Tokyo based collective known as teamLab describe themselves as “ultra-technologists”, artists who seek to merge art, technology and design in their work, designed to allow viewers to have a more personal and unique connection with art. With Japanese designer Toshiyuki Inoko at the helm, the collective’s installations are nothing short of magical- featured here on our blog, they are a spontaneous experience where artworks come to “life” as animation when approached by visitors. The secret to the magic behind their work is motion sensors that pick up the viewer’s movements, prompting paintings of the natural world to become a blooming and wilting garden of delights. Pace Art + Technology in Silicon Valley, California, seeking to create an environment that encourages educational play, invited teamLab to join their Future Park series- the result of which is “Living Digital Space and Future Parks” opening on February 6th.
Brooklyn based artist Jonathan Viner pursues dreamlike visions that blend the design aesthetic of the time he grew up in, the 1970s, with cool tones and pops of bright colors. First featured in Hi-Fructose Vol. 34, and on our blog, one of the strengths of Viner’s oil paintings lies in their stylish look, using elements of the era’s sex appeal, trendy accents, kitsch and fashion, to pump up their nostalgia and intrigue. In his upcoming exhibition “Strange Math” at Roq La Rue Gallery in Seattle, Viner offers a cinematic narrative in a series of new allegorical paintings.

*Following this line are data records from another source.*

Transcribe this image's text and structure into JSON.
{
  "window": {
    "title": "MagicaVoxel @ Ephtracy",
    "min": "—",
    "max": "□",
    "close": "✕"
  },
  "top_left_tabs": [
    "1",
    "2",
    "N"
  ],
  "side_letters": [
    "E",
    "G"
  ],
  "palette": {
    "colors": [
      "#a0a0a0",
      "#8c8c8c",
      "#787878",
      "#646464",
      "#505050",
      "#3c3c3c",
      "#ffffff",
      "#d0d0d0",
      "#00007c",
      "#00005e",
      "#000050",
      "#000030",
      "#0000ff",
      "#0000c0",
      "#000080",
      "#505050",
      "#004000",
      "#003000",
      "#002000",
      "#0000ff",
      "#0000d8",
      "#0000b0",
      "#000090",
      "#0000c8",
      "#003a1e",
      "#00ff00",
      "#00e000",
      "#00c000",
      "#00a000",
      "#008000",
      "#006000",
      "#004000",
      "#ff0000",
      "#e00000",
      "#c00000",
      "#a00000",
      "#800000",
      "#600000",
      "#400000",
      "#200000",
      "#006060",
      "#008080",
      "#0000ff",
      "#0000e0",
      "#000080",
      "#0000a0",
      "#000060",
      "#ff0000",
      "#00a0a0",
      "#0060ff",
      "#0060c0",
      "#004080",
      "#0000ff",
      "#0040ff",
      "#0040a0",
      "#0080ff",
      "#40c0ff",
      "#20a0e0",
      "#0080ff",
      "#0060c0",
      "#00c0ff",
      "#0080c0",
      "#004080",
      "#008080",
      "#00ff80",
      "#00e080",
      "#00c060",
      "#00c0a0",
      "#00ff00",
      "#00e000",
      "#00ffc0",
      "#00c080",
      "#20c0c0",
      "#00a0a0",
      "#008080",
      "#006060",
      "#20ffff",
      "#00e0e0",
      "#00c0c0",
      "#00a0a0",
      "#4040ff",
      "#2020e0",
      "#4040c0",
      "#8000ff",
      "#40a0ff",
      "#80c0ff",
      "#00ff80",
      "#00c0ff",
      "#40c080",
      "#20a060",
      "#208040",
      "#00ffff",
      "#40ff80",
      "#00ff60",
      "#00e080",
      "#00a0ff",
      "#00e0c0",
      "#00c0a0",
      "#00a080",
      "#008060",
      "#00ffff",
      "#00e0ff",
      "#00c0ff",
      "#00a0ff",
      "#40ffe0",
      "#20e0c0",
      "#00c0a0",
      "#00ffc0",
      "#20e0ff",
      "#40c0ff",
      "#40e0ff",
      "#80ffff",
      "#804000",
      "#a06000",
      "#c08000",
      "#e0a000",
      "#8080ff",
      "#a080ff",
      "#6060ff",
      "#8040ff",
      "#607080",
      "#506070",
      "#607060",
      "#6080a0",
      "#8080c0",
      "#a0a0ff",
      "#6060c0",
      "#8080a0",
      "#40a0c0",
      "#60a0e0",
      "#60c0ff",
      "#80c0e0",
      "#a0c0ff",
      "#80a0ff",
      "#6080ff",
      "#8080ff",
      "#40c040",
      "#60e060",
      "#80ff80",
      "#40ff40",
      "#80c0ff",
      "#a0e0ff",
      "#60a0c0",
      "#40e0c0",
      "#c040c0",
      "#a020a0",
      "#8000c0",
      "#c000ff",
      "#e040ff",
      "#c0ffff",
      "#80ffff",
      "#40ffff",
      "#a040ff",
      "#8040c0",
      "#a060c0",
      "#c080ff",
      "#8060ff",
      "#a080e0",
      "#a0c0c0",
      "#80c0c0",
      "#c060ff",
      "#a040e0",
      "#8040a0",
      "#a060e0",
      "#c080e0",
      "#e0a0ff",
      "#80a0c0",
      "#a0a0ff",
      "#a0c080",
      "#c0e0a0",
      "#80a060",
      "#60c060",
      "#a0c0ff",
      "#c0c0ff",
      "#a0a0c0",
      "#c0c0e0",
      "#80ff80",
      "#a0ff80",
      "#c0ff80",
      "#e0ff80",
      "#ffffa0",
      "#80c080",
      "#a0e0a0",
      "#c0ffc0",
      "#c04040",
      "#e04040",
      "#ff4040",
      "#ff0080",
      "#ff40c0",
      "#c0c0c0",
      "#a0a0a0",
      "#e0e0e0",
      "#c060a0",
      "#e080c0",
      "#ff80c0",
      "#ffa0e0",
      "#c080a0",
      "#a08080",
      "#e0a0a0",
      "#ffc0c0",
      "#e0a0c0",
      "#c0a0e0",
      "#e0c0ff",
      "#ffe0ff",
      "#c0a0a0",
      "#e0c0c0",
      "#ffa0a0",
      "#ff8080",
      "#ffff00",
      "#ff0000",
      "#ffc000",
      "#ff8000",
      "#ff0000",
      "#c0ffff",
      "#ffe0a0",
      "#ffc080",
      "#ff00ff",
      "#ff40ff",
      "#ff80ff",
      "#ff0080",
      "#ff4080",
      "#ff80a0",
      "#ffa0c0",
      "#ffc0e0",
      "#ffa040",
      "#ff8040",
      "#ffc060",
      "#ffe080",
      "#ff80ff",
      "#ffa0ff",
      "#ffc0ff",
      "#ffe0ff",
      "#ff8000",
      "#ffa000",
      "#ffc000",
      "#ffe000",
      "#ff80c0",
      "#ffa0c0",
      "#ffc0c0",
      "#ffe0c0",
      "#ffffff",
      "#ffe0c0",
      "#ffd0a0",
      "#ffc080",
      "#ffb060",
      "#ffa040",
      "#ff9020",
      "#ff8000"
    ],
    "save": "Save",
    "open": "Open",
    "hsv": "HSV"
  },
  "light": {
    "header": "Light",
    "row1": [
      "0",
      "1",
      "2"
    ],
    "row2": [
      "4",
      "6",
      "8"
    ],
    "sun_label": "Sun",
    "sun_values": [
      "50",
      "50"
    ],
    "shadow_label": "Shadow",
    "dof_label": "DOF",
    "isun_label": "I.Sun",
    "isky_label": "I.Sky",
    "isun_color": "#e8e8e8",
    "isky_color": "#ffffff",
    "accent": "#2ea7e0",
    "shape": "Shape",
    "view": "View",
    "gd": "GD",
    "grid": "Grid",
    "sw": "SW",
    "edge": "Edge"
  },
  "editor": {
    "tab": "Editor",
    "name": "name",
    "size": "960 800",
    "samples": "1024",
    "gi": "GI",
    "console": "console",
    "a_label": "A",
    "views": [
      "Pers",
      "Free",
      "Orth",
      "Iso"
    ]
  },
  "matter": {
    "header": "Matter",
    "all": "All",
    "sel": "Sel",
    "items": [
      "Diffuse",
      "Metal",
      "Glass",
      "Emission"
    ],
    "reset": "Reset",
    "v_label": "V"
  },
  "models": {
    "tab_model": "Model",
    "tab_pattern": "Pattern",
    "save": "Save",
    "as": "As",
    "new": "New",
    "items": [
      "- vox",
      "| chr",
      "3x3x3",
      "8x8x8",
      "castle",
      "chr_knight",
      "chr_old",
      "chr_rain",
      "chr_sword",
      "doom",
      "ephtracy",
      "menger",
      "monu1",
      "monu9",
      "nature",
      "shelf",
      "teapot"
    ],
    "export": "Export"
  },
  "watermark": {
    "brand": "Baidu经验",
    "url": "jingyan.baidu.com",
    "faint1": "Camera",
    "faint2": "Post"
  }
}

London based artist Nathan James uses different approaches each time he has a new idea to develop. This “lack” of a signature style makes his art unpredictable, but he might be converging into one thing. Nathan James will soon make his US solo debut at Corey Helford Gallery in Los Angeles with “Dark Matter”, featuring his “Creepshow” series that we featured here on our blog, and introducing a new series that he calls “Faceless”. We sat down with him to talk more about the inspiration behind his upcoming show.
We’ve covered many fantastically strange and unusual embroidered works on our blog over the years, but sporting equipment wins as the most unconventional choice. Cape Town, South Africa based VJ-photographer-textile artist Danielle Clough (who goes by “Fiance Knowles” on instagram) breathes new life into vintage wooden tennis rackets with her decorative embroideries. Her beautifully clever series titled “What a Racket” has nothing to do with tennis however (“Does this count as being interested in sport?” Clough jokes at her website.) Instead, she describes her work as a celebration of color, featuring florals like roses, tulips, and succulents like aloe, sewn onto classic Badminton rackets.